From my room in the Cathedral Lodge I look out at the immense bulk of the Cathedral itself. Surrounding it are the various buildings of the close which house the Cathedral school and in which live some of the 300 paid staff of this busy and ancient society. People have lived in intentional Christian community on this site continuously for 1,400 years. Surrounding the close is the town of Canterbury, bustling with students and a few, hardy, out of season tourists. All of it, Cathedral, Close and City wear the patina of age. Houses are crooked and streets are narrow. Ancient fortifications sit jammed against ancient places of worship and ancient dwelling places. There are half timbered houses and walls made of stone or flint and panes of runny distorted glass. And yet there is a strong sense, not of being in a museum, but in an energetic, vibrant modern town.
It is a bit incongruous for someone like me, used to the Historic places trust getting twitchy over minor changes to an 80 year old building, to see 500 year old ones housing pizza joints or tattoo shops or estate agents. This afternoon I went to a pub with David Rice and Ross Bay. From the dozens of cutesy ye olde English alehouses available, we chose, naturally, The Bishop's Finger. It is tiny, it glows suitably with the oak which lines it and which last photosynthesized around the time of the first Queen Elizabeth. It has little tables made from old barrels and a range of good English beers, and a row of pokie machines lined up against one of the walls. It is, like the rest of the town, a functioning, living place which participates in the 21st Century as much as the 16th.
And so, although abbey and it's priory are only metres away I am staying in a very modern, very comfortable room in a very modern, very well designed conference centre whose existence is a sign of the continuing life of this, one of the most significant holy places in the world.
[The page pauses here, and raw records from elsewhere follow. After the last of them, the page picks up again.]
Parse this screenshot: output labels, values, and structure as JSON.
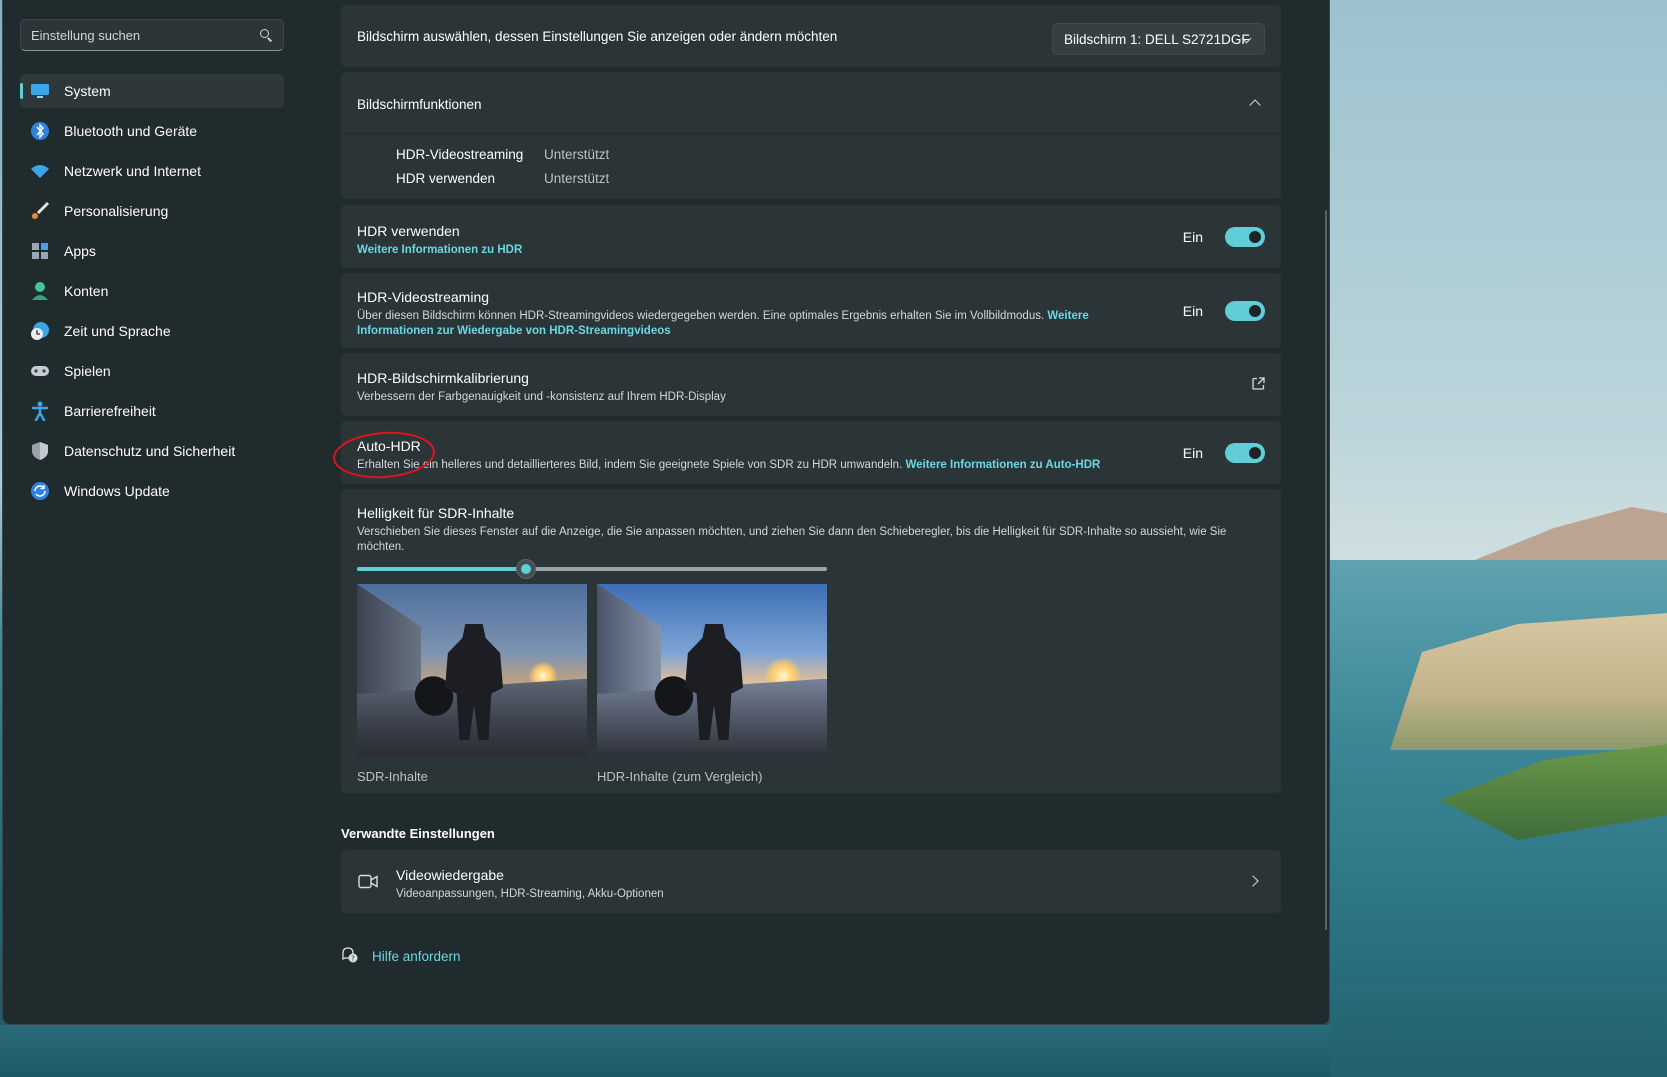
{
  "search": {
    "placeholder": "Einstellung suchen"
  },
  "sidebar": {
    "items": [
      {
        "label": "System",
        "icon": "monitor-icon",
        "active": true
      },
      {
        "label": "Bluetooth und Geräte",
        "icon": "bluetooth-icon"
      },
      {
        "label": "Netzwerk und Internet",
        "icon": "wifi-icon"
      },
      {
        "label": "Personalisierung",
        "icon": "brush-icon"
      },
      {
        "label": "Apps",
        "icon": "apps-icon"
      },
      {
        "label": "Konten",
        "icon": "account-icon"
      },
      {
        "label": "Zeit und Sprache",
        "icon": "clock-globe-icon"
      },
      {
        "label": "Spielen",
        "icon": "gamepad-icon"
      },
      {
        "label": "Barrierefreiheit",
        "icon": "accessibility-icon"
      },
      {
        "label": "Datenschutz und Sicherheit",
        "icon": "shield-icon"
      },
      {
        "label": "Windows Update",
        "icon": "update-icon"
      }
    ]
  },
  "display_select": {
    "label": "Bildschirm auswählen, dessen Einstellungen Sie anzeigen oder ändern möchten",
    "value": "Bildschirm 1: DELL S2721DGF"
  },
  "features": {
    "title": "Bildschirmfunktionen",
    "rows": [
      {
        "name": "HDR-Videostreaming",
        "value": "Unterstützt"
      },
      {
        "name": "HDR verwenden",
        "value": "Unterstützt"
      }
    ]
  },
  "hdr": {
    "title": "HDR verwenden",
    "link": "Weitere Informationen zu HDR",
    "state": "Ein"
  },
  "hdr_streaming": {
    "title": "HDR-Videostreaming",
    "desc": "Über diesen Bildschirm können HDR-Streamingvideos wiedergegeben werden. Eine optimales Ergebnis erhalten Sie im Vollbildmodus.",
    "link": "Weitere Informationen zur Wiedergabe von HDR-Streamingvideos",
    "state": "Ein"
  },
  "calibration": {
    "title": "HDR-Bildschirmkalibrierung",
    "desc": "Verbessern der Farbgenauigkeit und -konsistenz auf Ihrem HDR-Display"
  },
  "auto_hdr": {
    "title": "Auto-HDR",
    "desc": "Erhalten Sie ein helleres und detaillierteres Bild, indem Sie geeignete Spiele von SDR zu HDR umwandeln.",
    "link": "Weitere Informationen zu Auto-HDR",
    "state": "Ein"
  },
  "sdr_brightness": {
    "title": "Helligkeit für SDR-Inhalte",
    "desc": "Verschieben Sie dieses Fenster auf die Anzeige, die Sie anpassen möchten, und ziehen Sie dann den Schieberegler, bis die Helligkeit für SDR-Inhalte so aussieht, wie Sie möchten.",
    "slider_fraction": 0.36,
    "sdr_label": "SDR-Inhalte",
    "hdr_label": "HDR-Inhalte (zum Vergleich)"
  },
  "related": {
    "heading": "Verwandte Einstellungen",
    "video": {
      "title": "Videowiedergabe",
      "desc": "Videoanpassungen, HDR-Streaming, Akku-Optionen"
    }
  },
  "help": {
    "label": "Hilfe anfordern"
  },
  "colors": {
    "accent": "#60cdd8",
    "link": "#6ad7e2",
    "annotation": "#e0141b",
    "window_bg": "#202b2e",
    "card_bg": "#2b3538"
  }
}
There is a pattern of life here, of daily worship, reflection and community life which I have been assimilated into and for which I feel a peculiar sense of ownership. Here is the central point of my tradition. I am very thankful to be here.